There is real water and there is paper water. There are negotiated agreements and there is The Law Of The River, which seems to be whatever the legislator or lawyer talking wants it to be. And you don’t want to bring The Law Of The River to court. The book is most informative when paper water properties rear their heads. It’s not logical, intuitive, direct, simple, or efficient. And no one dares tamper with it lest the whole house of cards come tumbling down.
In Arizona, new developments can be built and sold without service or access to water. Owners have to go pick it up and bring it back as needed. In Colorado, the water that runs off your roof is not yours and you have no right to retain it. At the state level, there is a race to consume the allocation, lest it be reduced and grabbed by another state. And by the time the river gets to Mexico, there is literally nothing left. In the mean time, agriculture still flood-irrigates, and cities keep expanding. Deserts don’t mean no one can live or farm; they just have to divert more water. Incredibly, the locals argue about exporting agricultural products as if they were exporting the water in them. It’s all very Alice in Wonderland.
The whole arrangement was originally built on faulty data; the river system cannot produce what it says on paper. The big reservoirs are so low they constantly need to retain all the water they can, leaving little or nothing trickling down the system. Canals and other diversions pervert nature. Dams cause more problems than they solve. Worst of all is the first come first served arrangement, whereby those who have the oldest permits get all the water they’re allowed before newer participants can take any. In perpetuity. This is how the West was built.

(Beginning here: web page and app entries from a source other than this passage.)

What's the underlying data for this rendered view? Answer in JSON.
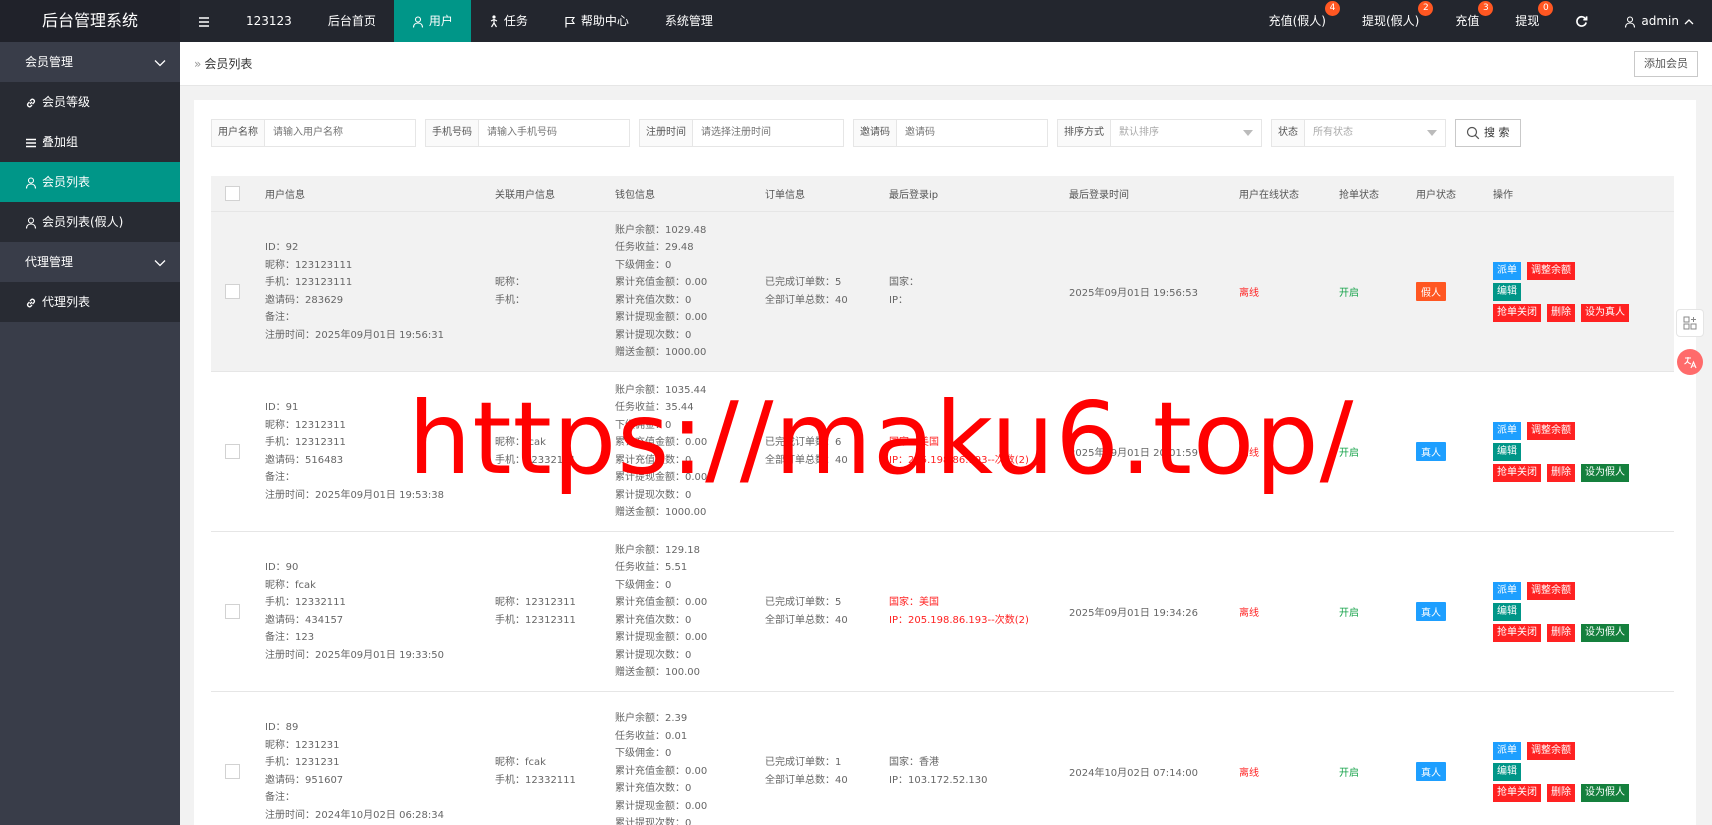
{
  "brand": "后台管理系统",
  "topnav": [
    {
      "label": "123123",
      "icon": ""
    },
    {
      "label": "后台首页",
      "icon": ""
    },
    {
      "label": "用户",
      "icon": "user-icon",
      "active": true
    },
    {
      "label": "任务",
      "icon": "person-icon"
    },
    {
      "label": "帮助中心",
      "icon": "flag-icon"
    },
    {
      "label": "系统管理",
      "icon": ""
    }
  ],
  "topright": [
    {
      "label": "充值(假人)",
      "badge": "4"
    },
    {
      "label": "提现(假人)",
      "badge": "2"
    },
    {
      "label": "充值",
      "badge": "3"
    },
    {
      "label": "提现",
      "badge": "0"
    }
  ],
  "admin": "admin",
  "sidebar": {
    "group1": "会员管理",
    "items1": [
      {
        "label": "会员等级",
        "icon": "link-icon"
      },
      {
        "label": "叠加组",
        "icon": "list-icon"
      },
      {
        "label": "会员列表",
        "icon": "user-icon",
        "active": true
      },
      {
        "label": "会员列表(假人)",
        "icon": "user-icon"
      }
    ],
    "group2": "代理管理",
    "items2": [
      {
        "label": "代理列表",
        "icon": "link-icon"
      }
    ]
  },
  "breadcrumb": "会员列表",
  "add_button": "添加会员",
  "filters": {
    "username": {
      "label": "用户名称",
      "placeholder": "请输入用户名称"
    },
    "phone": {
      "label": "手机号码",
      "placeholder": "请输入手机号码"
    },
    "regtime": {
      "label": "注册时间",
      "placeholder": "请选择注册时间"
    },
    "invite": {
      "label": "邀请码",
      "placeholder": "邀请码"
    },
    "sort": {
      "label": "排序方式",
      "value": "默认排序"
    },
    "status": {
      "label": "状态",
      "value": "所有状态"
    },
    "search": "搜 索"
  },
  "columns": [
    "用户信息",
    "关联用户信息",
    "钱包信息",
    "订单信息",
    "最后登录ip",
    "最后登录时间",
    "用户在线状态",
    "抢单状态",
    "用户状态",
    "操作"
  ],
  "rows": [
    {
      "user": [
        "ID：92",
        "昵称：123123111",
        "手机：123123111",
        "邀请码：283629",
        "备注：",
        "注册时间：2025年09月01日 19:56:31"
      ],
      "related": [
        "昵称：",
        "手机："
      ],
      "wallet": [
        "账户余额：1029.48",
        "任务收益：29.48",
        "下级佣金：0",
        "累计充值金额：0.00",
        "累计充值次数：0",
        "累计提现金额：0.00",
        "累计提现次数：0",
        "赠送金额：1000.00"
      ],
      "orders": [
        "已完成订单数：5",
        "全部订单总数：40"
      ],
      "ip": [
        "国家：",
        "IP："
      ],
      "ip_red": false,
      "last_login": "2025年09月01日 19:56:53",
      "online": "离线",
      "grab": "开启",
      "status": "假人",
      "status_kind": "fake",
      "toggle": "设为真人"
    },
    {
      "user": [
        "ID：91",
        "昵称：12312311",
        "手机：12312311",
        "邀请码：516483",
        "备注：",
        "注册时间：2025年09月01日 19:53:38"
      ],
      "related": [
        "昵称：fcak",
        "手机：12332111"
      ],
      "wallet": [
        "账户余额：1035.44",
        "任务收益：35.44",
        "下级佣金：0",
        "累计充值金额：0.00",
        "累计充值次数：0",
        "累计提现金额：0.00",
        "累计提现次数：0",
        "赠送金额：1000.00"
      ],
      "orders": [
        "已完成订单数：6",
        "全部订单总数：40"
      ],
      "ip": [
        "国家：美国",
        "IP：205.198.86.193--次数(2)"
      ],
      "ip_red": true,
      "last_login": "2025年09月01日 20:01:59",
      "online": "离线",
      "grab": "开启",
      "status": "真人",
      "status_kind": "real",
      "toggle": "设为假人"
    },
    {
      "user": [
        "ID：90",
        "昵称：fcak",
        "手机：12332111",
        "邀请码：434157",
        "备注：123",
        "注册时间：2025年09月01日 19:33:50"
      ],
      "related": [
        "昵称：12312311",
        "手机：12312311"
      ],
      "wallet": [
        "账户余额：129.18",
        "任务收益：5.51",
        "下级佣金：0",
        "累计充值金额：0.00",
        "累计充值次数：0",
        "累计提现金额：0.00",
        "累计提现次数：0",
        "赠送金额：100.00"
      ],
      "orders": [
        "已完成订单数：5",
        "全部订单总数：40"
      ],
      "ip": [
        "国家：美国",
        "IP：205.198.86.193--次数(2)"
      ],
      "ip_red": true,
      "last_login": "2025年09月01日 19:34:26",
      "online": "离线",
      "grab": "开启",
      "status": "真人",
      "status_kind": "real",
      "toggle": "设为假人"
    },
    {
      "user": [
        "ID：89",
        "昵称：1231231",
        "手机：1231231",
        "邀请码：951607",
        "备注：",
        "注册时间：2024年10月02日 06:28:34"
      ],
      "related": [
        "昵称：fcak",
        "手机：12332111"
      ],
      "wallet": [
        "账户余额：2.39",
        "任务收益：0.01",
        "下级佣金：0",
        "累计充值金额：0.00",
        "累计充值次数：0",
        "累计提现金额：0.00",
        "累计提现次数：0"
      ],
      "orders": [
        "已完成订单数：1",
        "全部订单总数：40"
      ],
      "ip": [
        "国家：香港",
        "IP：103.172.52.130"
      ],
      "ip_red": false,
      "last_login": "2024年10月02日 07:14:00",
      "online": "离线",
      "grab": "开启",
      "status": "真人",
      "status_kind": "real",
      "toggle": "设为假人"
    }
  ],
  "actions": {
    "dispatch": "派单",
    "adjust": "调整余额",
    "edit": "编辑",
    "grab_off": "抢单关闭",
    "delete": "删除"
  },
  "watermark": "https://maku6.top/",
  "colors": {
    "topbar": "#23262e",
    "sidebar": "#393d49",
    "accent": "#009688",
    "danger": "#ff2222",
    "info": "#1e9fff"
  }
}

None of this is news and Owen cites numerous predecessors in trying to explain it (but not rationalize it. No one can do that). Owen ends by making recommendations he knows full well no one will ever consider. It’s a remarkable trip.